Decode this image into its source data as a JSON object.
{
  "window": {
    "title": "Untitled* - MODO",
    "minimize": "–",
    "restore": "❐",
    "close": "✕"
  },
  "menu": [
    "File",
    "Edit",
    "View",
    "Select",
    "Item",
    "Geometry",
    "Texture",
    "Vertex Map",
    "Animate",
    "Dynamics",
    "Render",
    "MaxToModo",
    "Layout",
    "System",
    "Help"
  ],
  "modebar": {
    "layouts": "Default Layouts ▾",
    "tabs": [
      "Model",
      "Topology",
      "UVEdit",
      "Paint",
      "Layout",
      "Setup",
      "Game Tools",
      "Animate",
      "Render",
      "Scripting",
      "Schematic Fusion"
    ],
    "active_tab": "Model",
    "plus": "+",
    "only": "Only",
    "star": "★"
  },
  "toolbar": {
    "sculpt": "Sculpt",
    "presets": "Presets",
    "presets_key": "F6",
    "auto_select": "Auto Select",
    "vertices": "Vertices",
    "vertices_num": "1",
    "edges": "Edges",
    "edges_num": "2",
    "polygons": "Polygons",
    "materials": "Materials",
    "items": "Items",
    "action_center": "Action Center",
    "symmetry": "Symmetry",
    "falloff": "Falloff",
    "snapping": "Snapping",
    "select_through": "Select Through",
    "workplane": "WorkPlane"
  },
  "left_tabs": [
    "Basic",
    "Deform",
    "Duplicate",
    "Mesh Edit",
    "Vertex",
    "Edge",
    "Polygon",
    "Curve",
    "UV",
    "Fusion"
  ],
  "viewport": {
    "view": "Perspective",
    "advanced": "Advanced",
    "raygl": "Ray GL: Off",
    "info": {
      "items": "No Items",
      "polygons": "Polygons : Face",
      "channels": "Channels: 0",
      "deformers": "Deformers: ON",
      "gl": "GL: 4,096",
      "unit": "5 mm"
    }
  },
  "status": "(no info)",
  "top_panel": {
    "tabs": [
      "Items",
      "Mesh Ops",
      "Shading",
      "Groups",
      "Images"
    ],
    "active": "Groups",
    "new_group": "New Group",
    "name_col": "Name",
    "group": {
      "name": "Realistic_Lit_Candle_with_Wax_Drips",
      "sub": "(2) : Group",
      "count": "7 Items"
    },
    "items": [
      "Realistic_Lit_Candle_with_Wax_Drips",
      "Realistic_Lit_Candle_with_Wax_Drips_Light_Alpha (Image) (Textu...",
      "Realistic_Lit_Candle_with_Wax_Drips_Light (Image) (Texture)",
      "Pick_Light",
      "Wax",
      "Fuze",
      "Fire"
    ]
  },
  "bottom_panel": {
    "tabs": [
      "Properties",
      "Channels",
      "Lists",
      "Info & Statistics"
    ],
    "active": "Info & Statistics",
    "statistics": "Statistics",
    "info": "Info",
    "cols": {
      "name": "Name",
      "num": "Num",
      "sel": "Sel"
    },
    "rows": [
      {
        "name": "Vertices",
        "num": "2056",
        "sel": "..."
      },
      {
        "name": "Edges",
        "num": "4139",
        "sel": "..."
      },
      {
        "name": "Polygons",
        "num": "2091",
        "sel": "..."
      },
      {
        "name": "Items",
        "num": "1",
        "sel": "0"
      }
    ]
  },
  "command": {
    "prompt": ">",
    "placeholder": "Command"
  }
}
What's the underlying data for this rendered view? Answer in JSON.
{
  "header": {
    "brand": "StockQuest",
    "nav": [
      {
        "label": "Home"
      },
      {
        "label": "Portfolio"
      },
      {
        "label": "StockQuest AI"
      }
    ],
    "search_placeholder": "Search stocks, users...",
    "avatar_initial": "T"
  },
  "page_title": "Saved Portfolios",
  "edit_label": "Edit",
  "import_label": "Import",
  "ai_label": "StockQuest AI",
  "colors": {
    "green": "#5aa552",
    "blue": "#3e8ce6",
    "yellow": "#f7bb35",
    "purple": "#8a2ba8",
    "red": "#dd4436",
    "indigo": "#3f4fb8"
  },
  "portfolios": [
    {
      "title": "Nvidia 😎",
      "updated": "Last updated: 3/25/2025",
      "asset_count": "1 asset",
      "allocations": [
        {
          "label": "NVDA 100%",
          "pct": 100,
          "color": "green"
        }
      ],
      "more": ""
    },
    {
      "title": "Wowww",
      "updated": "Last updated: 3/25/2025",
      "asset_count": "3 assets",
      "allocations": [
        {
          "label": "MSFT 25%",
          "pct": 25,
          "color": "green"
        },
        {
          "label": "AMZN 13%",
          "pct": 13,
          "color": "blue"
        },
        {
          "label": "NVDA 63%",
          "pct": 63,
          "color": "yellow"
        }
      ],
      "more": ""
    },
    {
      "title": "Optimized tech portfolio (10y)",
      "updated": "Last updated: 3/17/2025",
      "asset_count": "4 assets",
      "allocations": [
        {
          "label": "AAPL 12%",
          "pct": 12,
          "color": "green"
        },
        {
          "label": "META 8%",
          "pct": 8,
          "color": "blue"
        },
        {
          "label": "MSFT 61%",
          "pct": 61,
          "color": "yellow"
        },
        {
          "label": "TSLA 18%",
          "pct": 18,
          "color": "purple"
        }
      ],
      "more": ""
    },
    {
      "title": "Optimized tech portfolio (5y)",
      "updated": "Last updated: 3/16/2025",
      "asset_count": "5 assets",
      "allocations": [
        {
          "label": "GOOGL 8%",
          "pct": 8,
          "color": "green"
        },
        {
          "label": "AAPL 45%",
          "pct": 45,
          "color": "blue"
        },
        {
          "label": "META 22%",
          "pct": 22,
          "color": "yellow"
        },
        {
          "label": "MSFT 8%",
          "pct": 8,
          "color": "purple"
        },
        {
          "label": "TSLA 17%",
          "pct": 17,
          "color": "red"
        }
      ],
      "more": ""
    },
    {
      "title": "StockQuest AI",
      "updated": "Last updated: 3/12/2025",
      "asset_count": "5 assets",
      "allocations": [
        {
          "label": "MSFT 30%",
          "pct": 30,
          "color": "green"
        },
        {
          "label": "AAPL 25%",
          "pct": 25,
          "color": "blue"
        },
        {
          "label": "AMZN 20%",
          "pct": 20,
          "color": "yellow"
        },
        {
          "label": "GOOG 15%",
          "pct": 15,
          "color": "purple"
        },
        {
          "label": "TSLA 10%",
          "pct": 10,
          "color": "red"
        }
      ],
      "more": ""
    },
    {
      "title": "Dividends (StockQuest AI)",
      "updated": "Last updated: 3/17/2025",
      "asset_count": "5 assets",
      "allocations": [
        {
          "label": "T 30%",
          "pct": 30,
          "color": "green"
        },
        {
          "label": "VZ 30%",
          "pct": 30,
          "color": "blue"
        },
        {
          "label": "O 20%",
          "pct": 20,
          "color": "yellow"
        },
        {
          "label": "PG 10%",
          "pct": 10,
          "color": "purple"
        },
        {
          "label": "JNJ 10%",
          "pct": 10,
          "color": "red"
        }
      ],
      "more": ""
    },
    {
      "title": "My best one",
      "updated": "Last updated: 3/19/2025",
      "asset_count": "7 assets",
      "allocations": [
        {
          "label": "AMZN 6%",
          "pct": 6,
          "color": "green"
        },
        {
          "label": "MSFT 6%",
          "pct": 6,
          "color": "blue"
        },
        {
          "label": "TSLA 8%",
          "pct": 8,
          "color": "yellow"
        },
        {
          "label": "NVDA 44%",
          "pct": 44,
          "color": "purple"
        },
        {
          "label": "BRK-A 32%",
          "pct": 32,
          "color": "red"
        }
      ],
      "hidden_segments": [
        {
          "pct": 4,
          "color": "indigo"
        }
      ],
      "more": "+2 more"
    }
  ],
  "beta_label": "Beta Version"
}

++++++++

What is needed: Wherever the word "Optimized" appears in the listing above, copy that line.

Reply:
      "title": "Optimized tech portfolio (10y)",
      "title": "Optimized tech portfolio (5y)",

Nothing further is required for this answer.